  As he left to head off for school, he saw her take her tea over to the kitchen window above the sink, and when he opened the front door to leave, he heard her say, “There’s that old yew tree,” as if she was talking to herself.


  He could already taste the blood in his mouth as he got up. He had bitten the inside of his lip when he hit the ground, and it was what he focussed on now as he stood, the strange metallic flavour that made you want to spit it out immediately, like you’d eaten something that wasn’t food at all.

  He swallowed it instead. Harry and his cronies would have been thrilled beyond words if they knew Conor was bleeding. He could hear Anton and Sully laughing behind him, knew exactly the look on Harry’s face, even though he couldn’t see it. He could probably even guess what Harry would say next in that calm, amused voice of his that seemed to mimic every adult you never wanted to meet.

  “Be careful of the steps there,” Harry said. “You might fall.”

  Yep, that’d be about right.
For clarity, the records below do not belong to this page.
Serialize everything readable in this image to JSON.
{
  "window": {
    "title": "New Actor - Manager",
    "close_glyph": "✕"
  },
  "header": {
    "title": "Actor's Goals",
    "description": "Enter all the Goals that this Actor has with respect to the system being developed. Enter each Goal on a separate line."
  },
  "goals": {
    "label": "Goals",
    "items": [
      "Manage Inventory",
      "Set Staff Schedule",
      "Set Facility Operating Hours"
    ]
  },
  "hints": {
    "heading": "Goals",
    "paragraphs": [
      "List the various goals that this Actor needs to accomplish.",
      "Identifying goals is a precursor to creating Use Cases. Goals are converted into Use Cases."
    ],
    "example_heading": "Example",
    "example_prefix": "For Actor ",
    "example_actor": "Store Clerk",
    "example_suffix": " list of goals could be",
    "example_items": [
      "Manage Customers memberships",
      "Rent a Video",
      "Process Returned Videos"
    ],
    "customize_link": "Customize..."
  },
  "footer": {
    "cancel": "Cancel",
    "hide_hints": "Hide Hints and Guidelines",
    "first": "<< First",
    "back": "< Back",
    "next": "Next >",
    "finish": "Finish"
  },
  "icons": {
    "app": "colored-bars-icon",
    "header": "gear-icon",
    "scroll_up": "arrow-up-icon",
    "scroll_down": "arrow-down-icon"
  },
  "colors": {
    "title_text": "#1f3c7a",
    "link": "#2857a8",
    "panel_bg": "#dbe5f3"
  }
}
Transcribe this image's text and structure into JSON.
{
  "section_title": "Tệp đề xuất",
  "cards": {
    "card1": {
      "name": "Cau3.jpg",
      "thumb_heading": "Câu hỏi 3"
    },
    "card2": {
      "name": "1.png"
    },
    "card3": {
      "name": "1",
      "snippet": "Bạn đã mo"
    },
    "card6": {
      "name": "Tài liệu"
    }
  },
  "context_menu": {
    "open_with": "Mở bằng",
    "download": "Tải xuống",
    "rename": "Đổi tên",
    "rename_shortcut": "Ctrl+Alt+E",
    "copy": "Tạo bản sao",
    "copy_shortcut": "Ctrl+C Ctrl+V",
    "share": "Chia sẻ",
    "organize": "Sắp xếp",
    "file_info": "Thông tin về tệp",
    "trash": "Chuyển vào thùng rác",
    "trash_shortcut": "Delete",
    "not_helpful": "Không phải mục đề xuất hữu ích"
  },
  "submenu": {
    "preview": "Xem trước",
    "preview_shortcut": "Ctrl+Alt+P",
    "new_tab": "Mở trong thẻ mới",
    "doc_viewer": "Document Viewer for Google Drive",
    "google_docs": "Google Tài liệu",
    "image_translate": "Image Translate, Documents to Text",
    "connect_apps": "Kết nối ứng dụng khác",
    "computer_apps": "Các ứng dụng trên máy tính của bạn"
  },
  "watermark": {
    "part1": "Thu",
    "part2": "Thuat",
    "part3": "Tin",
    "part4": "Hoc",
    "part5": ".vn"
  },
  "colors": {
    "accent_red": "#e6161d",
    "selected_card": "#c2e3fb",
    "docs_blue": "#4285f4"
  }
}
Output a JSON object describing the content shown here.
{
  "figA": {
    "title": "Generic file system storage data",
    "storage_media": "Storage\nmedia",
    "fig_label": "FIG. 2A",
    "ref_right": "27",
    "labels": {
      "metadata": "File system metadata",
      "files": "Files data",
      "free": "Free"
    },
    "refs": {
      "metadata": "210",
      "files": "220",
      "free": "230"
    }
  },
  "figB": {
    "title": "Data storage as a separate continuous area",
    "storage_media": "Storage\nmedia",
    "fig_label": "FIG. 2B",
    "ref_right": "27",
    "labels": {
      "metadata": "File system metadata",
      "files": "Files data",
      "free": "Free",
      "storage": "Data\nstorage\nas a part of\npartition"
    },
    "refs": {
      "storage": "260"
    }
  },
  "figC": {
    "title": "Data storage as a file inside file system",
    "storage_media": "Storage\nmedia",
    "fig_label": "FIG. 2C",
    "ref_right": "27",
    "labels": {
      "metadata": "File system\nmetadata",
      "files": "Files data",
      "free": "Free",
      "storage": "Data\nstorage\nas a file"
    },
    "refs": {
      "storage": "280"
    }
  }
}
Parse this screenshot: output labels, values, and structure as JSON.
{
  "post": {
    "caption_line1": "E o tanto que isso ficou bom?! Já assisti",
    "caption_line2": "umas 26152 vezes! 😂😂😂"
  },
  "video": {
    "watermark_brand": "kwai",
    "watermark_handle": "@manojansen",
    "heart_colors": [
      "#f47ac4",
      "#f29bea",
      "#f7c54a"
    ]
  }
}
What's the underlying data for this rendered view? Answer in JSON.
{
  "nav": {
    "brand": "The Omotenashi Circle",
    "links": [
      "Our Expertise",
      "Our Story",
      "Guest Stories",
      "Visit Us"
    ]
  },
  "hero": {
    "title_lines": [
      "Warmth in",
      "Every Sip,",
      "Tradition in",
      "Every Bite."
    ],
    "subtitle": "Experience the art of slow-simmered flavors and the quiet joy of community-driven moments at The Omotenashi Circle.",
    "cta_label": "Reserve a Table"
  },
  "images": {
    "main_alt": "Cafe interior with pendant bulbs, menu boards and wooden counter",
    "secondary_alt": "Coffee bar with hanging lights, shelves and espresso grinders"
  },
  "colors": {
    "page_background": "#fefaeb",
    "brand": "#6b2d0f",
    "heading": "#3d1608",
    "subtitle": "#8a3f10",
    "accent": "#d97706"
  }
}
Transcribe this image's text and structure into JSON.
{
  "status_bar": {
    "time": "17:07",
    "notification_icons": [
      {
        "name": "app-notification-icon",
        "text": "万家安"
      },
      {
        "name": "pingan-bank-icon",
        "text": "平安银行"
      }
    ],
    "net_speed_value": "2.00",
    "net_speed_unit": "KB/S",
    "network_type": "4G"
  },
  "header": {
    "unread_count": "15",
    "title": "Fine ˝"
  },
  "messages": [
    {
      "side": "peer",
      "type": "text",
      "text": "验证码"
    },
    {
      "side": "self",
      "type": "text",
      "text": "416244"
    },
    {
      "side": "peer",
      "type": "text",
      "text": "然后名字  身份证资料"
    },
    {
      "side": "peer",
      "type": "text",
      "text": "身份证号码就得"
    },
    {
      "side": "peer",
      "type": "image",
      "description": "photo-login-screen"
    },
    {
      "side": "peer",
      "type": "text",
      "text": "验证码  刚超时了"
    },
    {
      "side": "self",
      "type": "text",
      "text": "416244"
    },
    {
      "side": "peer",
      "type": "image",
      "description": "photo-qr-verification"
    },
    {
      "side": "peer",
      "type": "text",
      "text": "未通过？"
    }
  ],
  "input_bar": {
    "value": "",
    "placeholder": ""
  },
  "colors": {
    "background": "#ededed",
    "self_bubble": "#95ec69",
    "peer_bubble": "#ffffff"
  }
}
  It hadn’t always been like this.

  Harry was the Blond Wonder Child, the teachers’ pet through every year of school. The first pupil with his hand in the air, the fastest player on the football pitch, but for all that, just another kid in Conor’s class. They hadn’t been friends exactly – Harry didn’t really have friends, only followers; Anton and Sully basically just stood behind him and laughed at everything he did – but they hadn’t been enemies, either. Conor would have been mildly surprised if Harry had even known his name.